Theses and Dissertations - UTB/UTPA

Date of Award


Document Type


Degree Name

Master of Arts (MA)



First Advisor

Dr. Michael Faubion

Second Advisor

Dr. Gregory Gilson

Third Advisor

Dr. Sonia Hernandez
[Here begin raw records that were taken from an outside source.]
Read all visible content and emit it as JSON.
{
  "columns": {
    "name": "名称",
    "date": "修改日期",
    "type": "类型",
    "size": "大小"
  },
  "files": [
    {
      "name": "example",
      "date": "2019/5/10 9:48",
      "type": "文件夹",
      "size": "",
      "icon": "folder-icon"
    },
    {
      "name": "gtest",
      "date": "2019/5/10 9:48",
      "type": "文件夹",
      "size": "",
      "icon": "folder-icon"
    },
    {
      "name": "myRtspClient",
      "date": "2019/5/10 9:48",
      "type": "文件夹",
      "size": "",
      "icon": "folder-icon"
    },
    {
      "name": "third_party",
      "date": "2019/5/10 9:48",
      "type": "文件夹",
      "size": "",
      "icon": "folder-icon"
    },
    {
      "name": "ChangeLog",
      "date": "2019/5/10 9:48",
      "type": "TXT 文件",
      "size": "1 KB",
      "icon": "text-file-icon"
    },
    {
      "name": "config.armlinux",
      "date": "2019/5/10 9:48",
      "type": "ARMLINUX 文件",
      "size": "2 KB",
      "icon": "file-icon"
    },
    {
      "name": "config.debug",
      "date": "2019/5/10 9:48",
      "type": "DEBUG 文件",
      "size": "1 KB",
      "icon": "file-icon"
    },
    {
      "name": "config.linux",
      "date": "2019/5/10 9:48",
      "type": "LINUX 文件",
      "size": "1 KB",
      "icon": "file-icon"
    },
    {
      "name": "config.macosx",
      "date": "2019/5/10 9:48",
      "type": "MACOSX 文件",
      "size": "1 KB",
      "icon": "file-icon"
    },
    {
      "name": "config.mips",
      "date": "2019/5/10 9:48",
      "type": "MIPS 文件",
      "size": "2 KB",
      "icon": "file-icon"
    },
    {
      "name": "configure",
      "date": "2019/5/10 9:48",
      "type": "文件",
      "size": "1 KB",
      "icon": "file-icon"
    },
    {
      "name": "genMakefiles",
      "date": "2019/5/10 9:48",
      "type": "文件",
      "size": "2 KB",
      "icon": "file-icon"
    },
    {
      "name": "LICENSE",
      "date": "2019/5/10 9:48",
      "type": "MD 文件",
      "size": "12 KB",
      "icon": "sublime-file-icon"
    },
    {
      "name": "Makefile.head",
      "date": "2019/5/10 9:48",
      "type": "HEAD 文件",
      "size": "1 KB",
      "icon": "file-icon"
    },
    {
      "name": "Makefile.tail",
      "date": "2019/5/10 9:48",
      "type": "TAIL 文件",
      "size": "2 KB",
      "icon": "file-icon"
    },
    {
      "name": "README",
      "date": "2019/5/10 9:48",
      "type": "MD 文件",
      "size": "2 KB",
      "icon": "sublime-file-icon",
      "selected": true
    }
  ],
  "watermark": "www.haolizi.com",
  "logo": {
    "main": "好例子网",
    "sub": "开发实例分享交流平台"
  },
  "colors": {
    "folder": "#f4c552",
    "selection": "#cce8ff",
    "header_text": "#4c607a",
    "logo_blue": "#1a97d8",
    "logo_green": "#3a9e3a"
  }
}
Between 1920 and 1970 laborers in Hidalgo County were degraded and ranked among the lowest paid workers in the nation. Colonizers including land developers seeking to exploit the commercial agriculture potential of the Rio Grande Valley divided the working poor along race, gender, and class lines. Such labor strategy allowed Anglo Americans and in some cases elite Mexicans to subjugate working class Mexicans and Mexican Americans to substandard wages and miserable working conditions. This thesis argues the origin of the degradation of the working poor by analyzing wages, work conditions, race relations, and gendered dimensions of labor in the region. Overall, this thesis defines the working poor as people who have not accumulated wealth. Colonizers, represented by landed elites who mainly invested in commercial agriculture and modern irrigation believed in a society grounded in a racial and class based hierarchy which guided much of their ideas about labor.


Copyright 2012 Edward David Avila. All Rights Reserved.

Granting Institution

University of Texas-Pan American

Included in

History Commons